The film comes with a script from Irish playwright Conor McPherson who had previously directed the ghost story The Eclipse (2009). McPherson has amalgamated the first two Artemis Fowl books. From Artemis Fowl, there is the introduction of Artemis and Haven City, the scenes where Holly apprehends the troll and where Artemis captures Holly and the forces of L.E.P.recon lay siege to Fowl Manor. From the second book, Artemis Fowl and the Arctic Incident (2002) comes the character of the villainous pixie Opal Koboi and its capture of Artemis’s father, as well as the scene with the school counsellor Dr Po.
There are some minor changes to the books – the L.E.P.recon chief Julius Root is recast as a woman played by Judi Dench, while the artifact of the Aculos is something that has been entirely invented by the film. I had not read the books prior to watching the film so I had no particular attachment to the faithfulness of the adaptation as some other commentators apparently did.

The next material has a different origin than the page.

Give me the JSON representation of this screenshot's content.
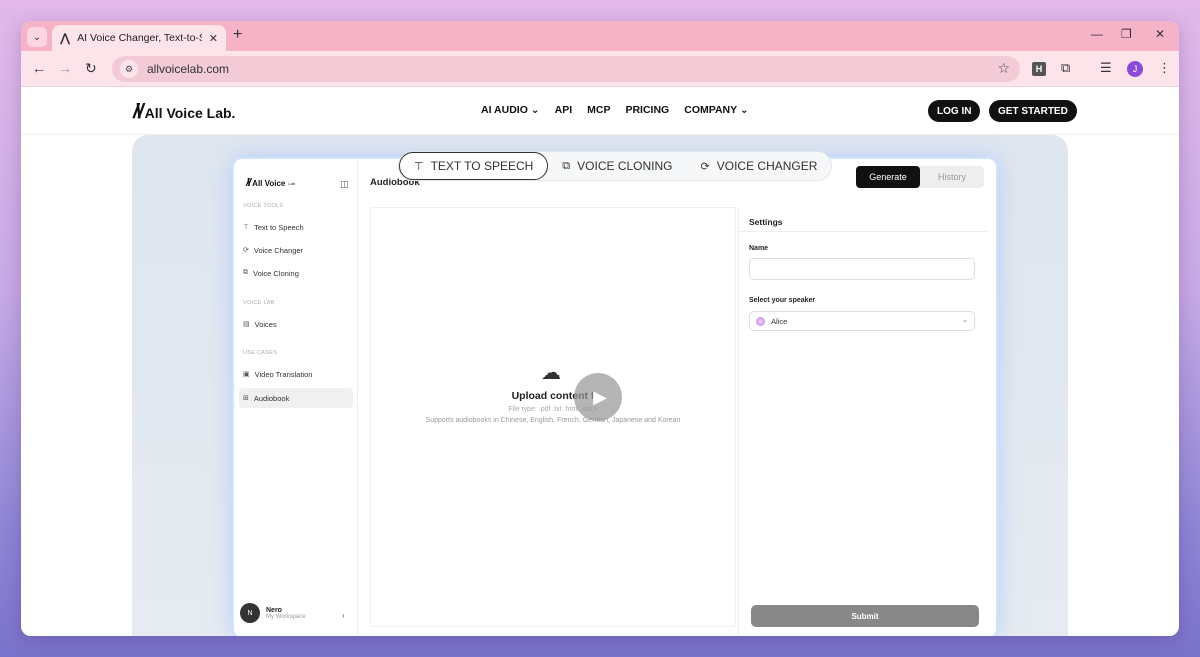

Watching the film is initially a bewildering experience. It comes with so much mythology and world-building compacted into each scene that your brain is racing full-time trying to keep up with what is going on. I have some sympathy with those who panned the film as clearly the effort of piecing it all together was too much. However, we who regularly watch fantastic content are made of sterner stuff than that and in fact Artemis Fowl becomes a work of madcap creativity. It is a film that seems to be over-spilling with ideas and pieces of internal mythology from every pore – a bewildering spew of talk about time freezes, reflective sunglasses, volcanically-powered rockets, fairies bound by rules and the like, not to mention the idea of magical creatures that have an advanced technology of their own. It is quite unlike anything you have seen before and I have to fully applaud the film for its originality and creativity.
There is the feeling here that the film could have well done with more breathing room in order to invest greater time and depth to its unique world. The Harry Potter films, which you could easily compare Artemis Fowl to especially in terms of complexity of their world, never come in any less than two hours and most audiences had no problems picking up on what was going on, whereas Artemis Fowl reigns in at a mere 95 minutes. It feels hurried and it could have done with another 20-30 minutes of screen time.
With Thor, Kenneth Branagh felt that he has not quite adjusted to making a CGI effects vehicle, while Jack Ryan slipped by as an anonymous big-budget action film. With these Branagh gave the impression that was more at home with his Shakespearean adaptations and other works like Murder on the Orient Express, which operate as ensemble dramas with big name cast line-ups.
That said. Branagah takes us on an impressive journey through the underground world. The most entertaining and impressive scenes are the ones with the underworld forces gathered outside Fowl Manor as it is held in a Time Freeze and of Artemis outwitting their attempts to defeat him as they send Murch to burrow his way in and especially the unleashing of a giant troll that rampages through the house, demolishing everything in its path. It is in these scenes that Branagh and the film are quite in their element.